- Don’t trust caller ID. Phone numbers and organization names can be faked.
- Go to www.healthcare.gov. It’s the official shopping place for qualified health plans.
- Report scams or suspicious activity. You can file a complaint with the Federal Trade Commission at www.ftc.gov/complaint or call 1-877-FTC-HELP.
- If you think your identity’s been stolen, visit www.ftc.gov/idtheft or call 1-877-ID-THEFT.
From 2000 to 2010, there were nearly 14 million immigrants who entered the United States. The US is basically accepting more legal immigrants as permanent residents than all other countries in the world combined. For these immigrants, at least for most of them I’m sure, American dream signifies new opportunities, a new world and a new life.
But then statistics leads us to having this huge immigrant population in the US as one of the most lucrative markets for the scammers. Immigrants or those who are still applying for an immigrant status could be naive, vulnerable, and still less informed about the country’s legal system.
Scammers would claim he is connected with the United States Citizenship and Immigration Services (USCIS), “spoof” the victim’s telephone Caller ID system to display that the call originated from USCIS, ask for the social security and passport numbers, dates of birth, etc., and scare the victim by saying that there are some problems in his immigration records. The perpetrator would then convince the victim to pay a certain fee to process his records and threaten him with deportation or application/petition denial if the victim refuses to pay.

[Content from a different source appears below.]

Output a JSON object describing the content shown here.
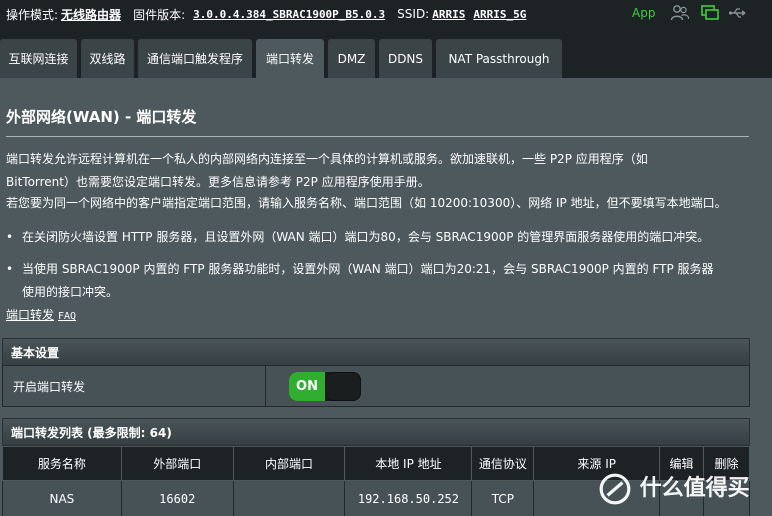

There have been similar reports in tellows regarding this matter. 0016466166770 was reported to be asking for a legal fee for an immigration lawyer.
they called me up also in asked my credit card no. for legal fee for immigration lawyer,and they talk very fast and persistent. i give them my old credit card no. anyway thank you for knowing it…
A similar thing happened to bai, this time the scammer is offering assistance on her visa application:
I got a call from this number saying she is processing a visa. she is asking for any debit card or credit card last 4 digit number in order to open the application.
Those applying for visas, green cards and employment authorization are also being scammed by „businesses“ promising faster and sure way of getting applications approved. Scammers also use fake websites offering step by step guidance on completing a USCIS application or petition that claim to be affiliated with USCIS. Others even ask for payment to download forms, instructions or other information.
As advised by USCIS, seek assistance from the right place and people that are authorised to help. Applying directly with USCIS can give you the same result without extra charges and fees. Trust only the official website of USCIS with free downloadable documents.
Report such scams to the Federal Trade Commission at www.ftccomplaintassistant.gov and your appropriate state authorities.
You received a call at 9 in the evening. It sounded official. Caller said he’s working with the power of an attorney and is affiliated with a credit bureau. He went on to saying that you are committing a crime by not paying the debt and threatened you with lawsuits and arrests.
Now he starts to harass you and calls even at work, giving complete information about you and your family!
Yes, it’s just a bluff. These scammers don’t have any power over you. You are just one of the many targets, just like our fellow tellows users below who also experienced the same thing.
But before we give you our top 3, here are some tips on how you can protect yourself against debt collection scams: